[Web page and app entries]
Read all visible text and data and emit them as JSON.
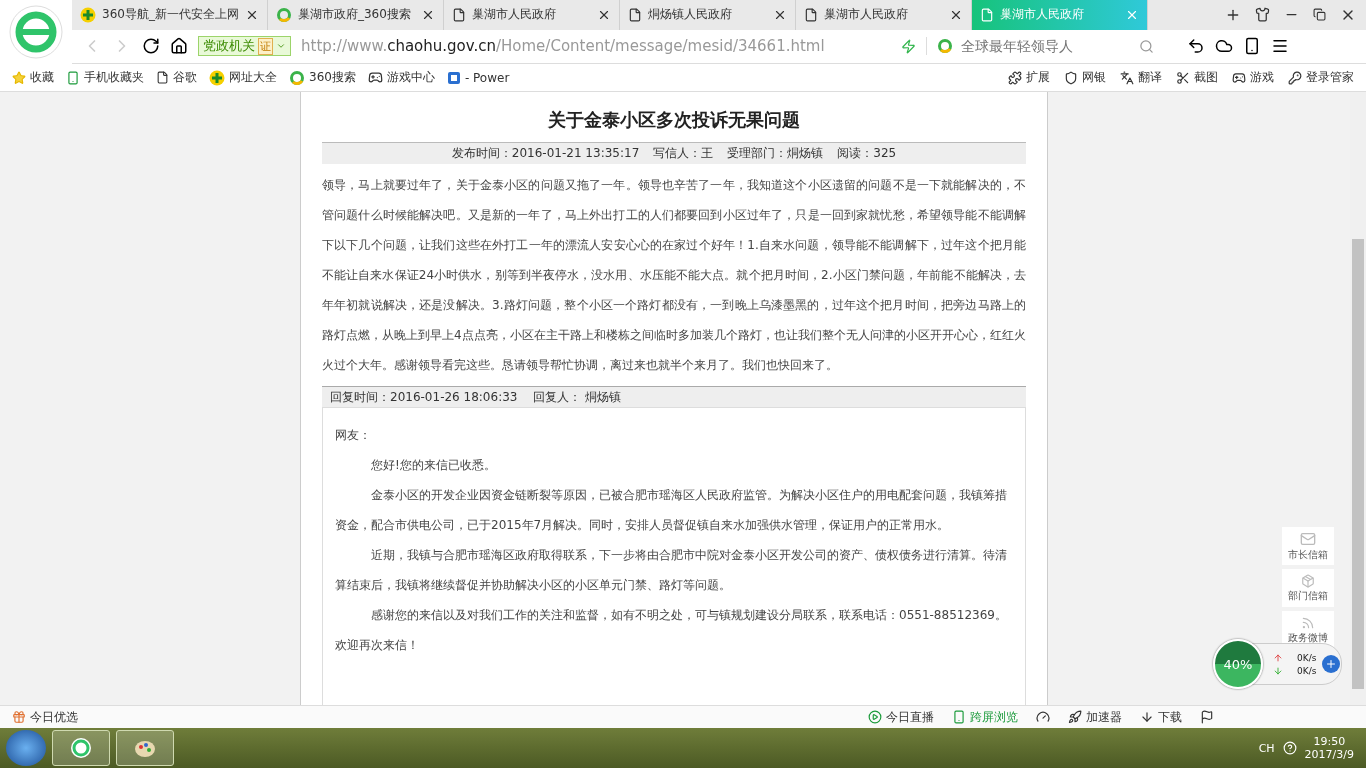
{
  "tabs": [
    {
      "kind": "nav",
      "label": "360导航_新一代安全上网",
      "selected": false
    },
    {
      "kind": "search",
      "label": "巢湖市政府_360搜索",
      "selected": false
    },
    {
      "kind": "page",
      "label": "巢湖市人民政府",
      "selected": false
    },
    {
      "kind": "page",
      "label": "烔炀镇人民政府",
      "selected": false
    },
    {
      "kind": "page",
      "label": "巢湖市人民政府",
      "selected": false
    },
    {
      "kind": "page",
      "label": "巢湖市人民政府",
      "selected": true
    }
  ],
  "address_bar": {
    "badge": "党政机关",
    "cert": "证",
    "url_prefix": "http://www.",
    "url_host": "chaohu.gov.cn",
    "url_path": "/Home/Content/message/mesid/34661.html",
    "search_placeholder": "全球最年轻领导人"
  },
  "bookmarks": [
    {
      "kind": "star",
      "label": "收藏"
    },
    {
      "kind": "phone",
      "label": "手机收藏夹"
    },
    {
      "kind": "page",
      "label": "谷歌"
    },
    {
      "kind": "nav",
      "label": "网址大全"
    },
    {
      "kind": "search",
      "label": "360搜索"
    },
    {
      "kind": "game",
      "label": "游戏中心"
    },
    {
      "kind": "logo",
      "label": "- Power"
    }
  ],
  "extensions": [
    "扩展",
    "网银",
    "翻译",
    "截图",
    "游戏",
    "登录管家"
  ],
  "article": {
    "title": "关于金泰小区多次投诉无果问题",
    "meta": [
      "发布时间：2016-01-21 13:35:17",
      "写信人：王",
      "受理部门：烔炀镇",
      "阅读：325"
    ],
    "body": "领导，马上就要过年了，关于金泰小区的问题又拖了一年。领导也辛苦了一年，我知道这个小区遗留的问题不是一下就能解决的，不管问题什么时候能解决吧。又是新的一年了，马上外出打工的人们都要回到小区过年了，只是一回到家就忧愁，希望领导能不能调解下以下几个问题，让我们这些在外打工一年的漂流人安安心心的在家过个好年！1.自来水问题，领导能不能调解下，过年这个把月能不能让自来水保证24小时供水，别等到半夜停水，没水用、水压能不能大点。就个把月时间，2.小区门禁问题，年前能不能解决，去年年初就说解决，还是没解决。3.路灯问题，整个小区一个路灯都没有，一到晚上乌漆墨黑的，过年这个把月时间，把旁边马路上的路灯点燃，从晚上到早上4点点亮，小区在主干路上和楼栋之间临时多加装几个路灯，也让我们整个无人问津的小区开开心心，红红火火过个大年。感谢领导看完这些。恳请领导帮忙协调，离过来也就半个来月了。我们也快回来了。",
    "reply_meta": [
      "回复时间：2016-01-26 18:06:33",
      "回复人： 烔炀镇"
    ],
    "reply": [
      {
        "kind": "plain",
        "text": "网友："
      },
      {
        "kind": "indent",
        "text": "您好!您的来信已收悉。"
      },
      {
        "kind": "indent",
        "text": "金泰小区的开发企业因资金链断裂等原因，已被合肥市瑶海区人民政府监管。为解决小区住户的用电配套问题，我镇筹措资金，配合市供电公司，已于2015年7月解决。同时，安排人员督促镇自来水加强供水管理，保证用户的正常用水。"
      },
      {
        "kind": "indent",
        "text": "近期，我镇与合肥市瑶海区政府取得联系，下一步将由合肥市中院对金泰小区开发公司的资产、债权债务进行清算。待清算结束后，我镇将继续督促并协助解决小区的小区单元门禁、路灯等问题。"
      },
      {
        "kind": "indent",
        "text": "感谢您的来信以及对我们工作的关注和监督，如有不明之处，可与镇规划建设分局联系，联系电话：0551-88512369。"
      },
      {
        "kind": "plain",
        "text": "欢迎再次来信！"
      }
    ]
  },
  "side_links": [
    {
      "kind": "mail",
      "label": "市长信箱"
    },
    {
      "kind": "box",
      "label": "部门信箱"
    },
    {
      "kind": "weibo",
      "label": "政务微博"
    }
  ],
  "speed_widget": {
    "percent": "40%",
    "upload": "0K/s",
    "download": "0K/s"
  },
  "status_bar": {
    "left": "今日优选",
    "items": [
      {
        "kind": "play",
        "label": "今日直播",
        "highlight": false
      },
      {
        "kind": "phone",
        "label": "跨屏浏览",
        "highlight": true
      },
      {
        "kind": "speed",
        "highlight": false
      },
      {
        "kind": "rocket",
        "label": "加速器",
        "highlight": false
      },
      {
        "kind": "download",
        "label": "下载",
        "highlight": false
      }
    ]
  },
  "taskbar": {
    "language": "CH",
    "time": "19:50",
    "date": "2017/3/9"
  }
}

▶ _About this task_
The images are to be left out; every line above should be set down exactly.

▶ _Exercise output_
Read all visible text and data and emit them as JSON.
{
  "tabs": [
    {
      "kind": "nav",
      "label": "360导航_新一代安全上网",
      "selected": false
    },
    {
      "kind": "search",
      "label": "巢湖市政府_360搜索",
      "selected": false
    },
    {
      "kind": "page",
      "label": "巢湖市人民政府",
      "selected": false
    },
    {
      "kind": "page",
      "label": "烔炀镇人民政府",
      "selected": false
    },
    {
      "kind": "page",
      "label": "巢湖市人民政府",
      "selected": false
    },
    {
      "kind": "page",
      "label": "巢湖市人民政府",
      "selected": true
    }
  ],
  "address_bar": {
    "badge": "党政机关",
    "cert": "证",
    "url_prefix": "http://www.",
    "url_host": "chaohu.gov.cn",
    "url_path": "/Home/Content/message/mesid/34661.html",
    "search_placeholder": "全球最年轻领导人"
  },
  "bookmarks": [
    {
      "kind": "star",
      "label": "收藏"
    },
    {
      "kind": "phone",
      "label": "手机收藏夹"
    },
    {
      "kind": "page",
      "label": "谷歌"
    },
    {
      "kind": "nav",
      "label": "网址大全"
    },
    {
      "kind": "search",
      "label": "360搜索"
    },
    {
      "kind": "game",
      "label": "游戏中心"
    },
    {
      "kind": "logo",
      "label": "- Power"
    }
  ],
  "extensions": [
    "扩展",
    "网银",
    "翻译",
    "截图",
    "游戏",
    "登录管家"
  ],
  "article": {
    "title": "关于金泰小区多次投诉无果问题",
    "meta": [
      "发布时间：2016-01-21 13:35:17",
      "写信人：王",
      "受理部门：烔炀镇",
      "阅读：325"
    ],
    "body": "领导，马上就要过年了，关于金泰小区的问题又拖了一年。领导也辛苦了一年，我知道这个小区遗留的问题不是一下就能解决的，不管问题什么时候能解决吧。又是新的一年了，马上外出打工的人们都要回到小区过年了，只是一回到家就忧愁，希望领导能不能调解下以下几个问题，让我们这些在外打工一年的漂流人安安心心的在家过个好年！1.自来水问题，领导能不能调解下，过年这个把月能不能让自来水保证24小时供水，别等到半夜停水，没水用、水压能不能大点。就个把月时间，2.小区门禁问题，年前能不能解决，去年年初就说解决，还是没解决。3.路灯问题，整个小区一个路灯都没有，一到晚上乌漆墨黑的，过年这个把月时间，把旁边马路上的路灯点燃，从晚上到早上4点点亮，小区在主干路上和楼栋之间临时多加装几个路灯，也让我们整个无人问津的小区开开心心，红红火火过个大年。感谢领导看完这些。恳请领导帮忙协调，离过来也就半个来月了。我们也快回来了。",
    "reply_meta": [
      "回复时间：2016-01-26 18:06:33",
      "回复人： 烔炀镇"
    ],
    "reply": [
      {
        "kind": "plain",
        "text": "网友："
      },
      {
        "kind": "indent",
        "text": "您好!您的来信已收悉。"
      },
      {
        "kind": "indent",
        "text": "金泰小区的开发企业因资金链断裂等原因，已被合肥市瑶海区人民政府监管。为解决小区住户的用电配套问题，我镇筹措资金，配合市供电公司，已于2015年7月解决。同时，安排人员督促镇自来水加强供水管理，保证用户的正常用水。"
      },
      {
        "kind": "indent",
        "text": "近期，我镇与合肥市瑶海区政府取得联系，下一步将由合肥市中院对金泰小区开发公司的资产、债权债务进行清算。待清算结束后，我镇将继续督促并协助解决小区的小区单元门禁、路灯等问题。"
      },
      {
        "kind": "indent",
        "text": "感谢您的来信以及对我们工作的关注和监督，如有不明之处，可与镇规划建设分局联系，联系电话：0551-88512369。"
      },
      {
        "kind": "plain",
        "text": "欢迎再次来信！"
      }
    ]
  },
  "side_links": [
    {
      "kind": "mail",
      "label": "市长信箱"
    },
    {
      "kind": "box",
      "label": "部门信箱"
    },
    {
      "kind": "weibo",
      "label": "政务微博"
    }
  ],
  "speed_widget": {
    "percent": "40%",
    "upload": "0K/s",
    "download": "0K/s"
  },
  "status_bar": {
    "left": "今日优选",
    "items": [
      {
        "kind": "play",
        "label": "今日直播",
        "highlight": false
      },
      {
        "kind": "phone",
        "label": "跨屏浏览",
        "highlight": true
      },
      {
        "kind": "speed",
        "highlight": false
      },
      {
        "kind": "rocket",
        "label": "加速器",
        "highlight": false
      },
      {
        "kind": "download",
        "label": "下载",
        "highlight": false
      }
    ]
  },
  "taskbar": {
    "language": "CH",
    "time": "19:50",
    "date": "2017/3/9"
  }
}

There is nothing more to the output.